*Description of the task*:
Copy out each record that follows exactly, and omit any picture you find.

*Data for review*:
________

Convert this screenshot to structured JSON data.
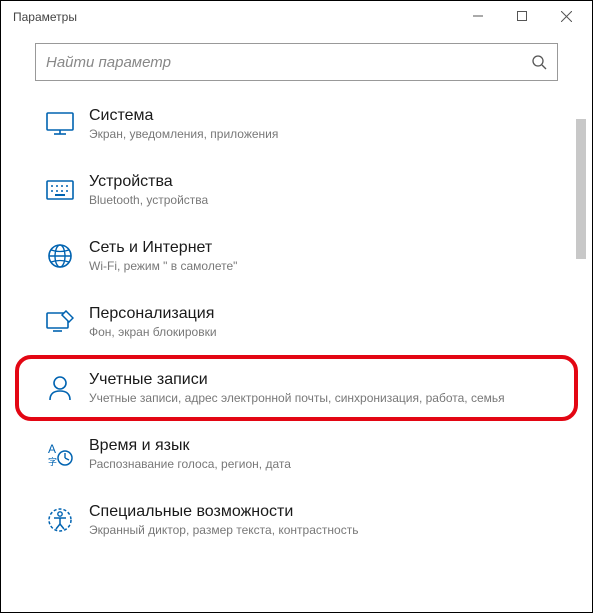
{
  "window": {
    "title": "Параметры"
  },
  "search": {
    "placeholder": "Найти параметр"
  },
  "categories": [
    {
      "title": "Система",
      "desc": "Экран, уведомления, приложения"
    },
    {
      "title": "Устройства",
      "desc": "Bluetooth, устройства"
    },
    {
      "title": "Сеть и Интернет",
      "desc": "Wi-Fi, режим \" в самолете\""
    },
    {
      "title": "Персонализация",
      "desc": "Фон, экран блокировки"
    },
    {
      "title": "Учетные записи",
      "desc": "Учетные записи, адрес электронной почты, синхронизация, работа, семья"
    },
    {
      "title": "Время и язык",
      "desc": "Распознавание голоса, регион, дата"
    },
    {
      "title": "Специальные возможности",
      "desc": "Экранный диктор, размер текста, контрастность"
    }
  ]
}
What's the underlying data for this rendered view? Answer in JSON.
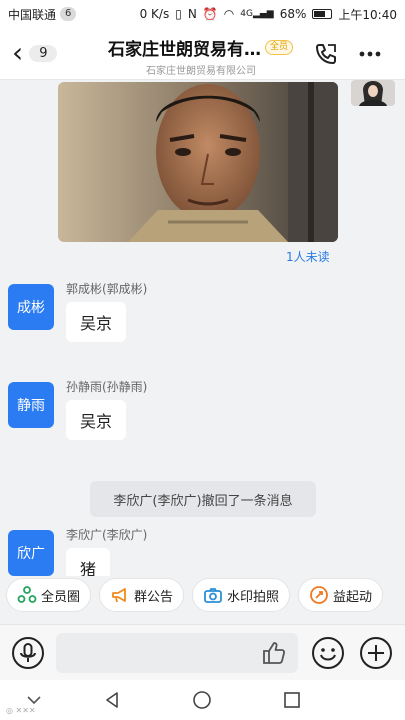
{
  "status_bar": {
    "carrier": "中国联通",
    "notif_count": "6",
    "speed": "0 K/s",
    "signal_label": "4G",
    "battery": "68%",
    "battery_level": 0.68,
    "time": "上午10:40"
  },
  "header": {
    "back_count": "9",
    "title": "石家庄世朗贸易有…",
    "tag": "全员",
    "subtitle": "石家庄世朗贸易有限公司"
  },
  "chat": {
    "unread": "1人未读",
    "messages": [
      {
        "avatar": "成彬",
        "sender": "郭成彬(郭成彬)",
        "text": "吴京"
      },
      {
        "avatar": "静雨",
        "sender": "孙静雨(孙静雨)",
        "text": "吴京"
      },
      {
        "avatar": "欣广",
        "sender": "李欣广(李欣广)",
        "text": "猪"
      }
    ],
    "system_message": "李欣广(李欣广)撤回了一条消息"
  },
  "quick_actions": [
    "全员圈",
    "群公告",
    "水印拍照",
    "益起动"
  ],
  "colors": {
    "accent": "#2b7cf2",
    "link": "#2a7ce3"
  }
}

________

*Expected output*:
Convert this screenshot to structured JSON data.
{
  "window": {
    "title": "Параметры"
  },
  "search": {
    "placeholder": "Найти параметр"
  },
  "categories": [
    {
      "title": "Система",
      "desc": "Экран, уведомления, приложения"
    },
    {
      "title": "Устройства",
      "desc": "Bluetooth, устройства"
    },
    {
      "title": "Сеть и Интернет",
      "desc": "Wi-Fi, режим \" в самолете\""
    },
    {
      "title": "Персонализация",
      "desc": "Фон, экран блокировки"
    },
    {
      "title": "Учетные записи",
      "desc": "Учетные записи, адрес электронной почты, синхронизация, работа, семья"
    },
    {
      "title": "Время и язык",
      "desc": "Распознавание голоса, регион, дата"
    },
    {
      "title": "Специальные возможности",
      "desc": "Экранный диктор, размер текста, контрастность"
    }
  ]
}
What's the underlying data for this rendered view? Answer in JSON.
{
  "status_bar": {
    "carrier": "中国联通",
    "notif_count": "6",
    "speed": "0 K/s",
    "signal_label": "4G",
    "battery": "68%",
    "battery_level": 0.68,
    "time": "上午10:40"
  },
  "header": {
    "back_count": "9",
    "title": "石家庄世朗贸易有…",
    "tag": "全员",
    "subtitle": "石家庄世朗贸易有限公司"
  },
  "chat": {
    "unread": "1人未读",
    "messages": [
      {
        "avatar": "成彬",
        "sender": "郭成彬(郭成彬)",
        "text": "吴京"
      },
      {
        "avatar": "静雨",
        "sender": "孙静雨(孙静雨)",
        "text": "吴京"
      },
      {
        "avatar": "欣广",
        "sender": "李欣广(李欣广)",
        "text": "猪"
      }
    ],
    "system_message": "李欣广(李欣广)撤回了一条消息"
  },
  "quick_actions": [
    "全员圈",
    "群公告",
    "水印拍照",
    "益起动"
  ],
  "colors": {
    "accent": "#2b7cf2",
    "link": "#2a7ce3"
  }
}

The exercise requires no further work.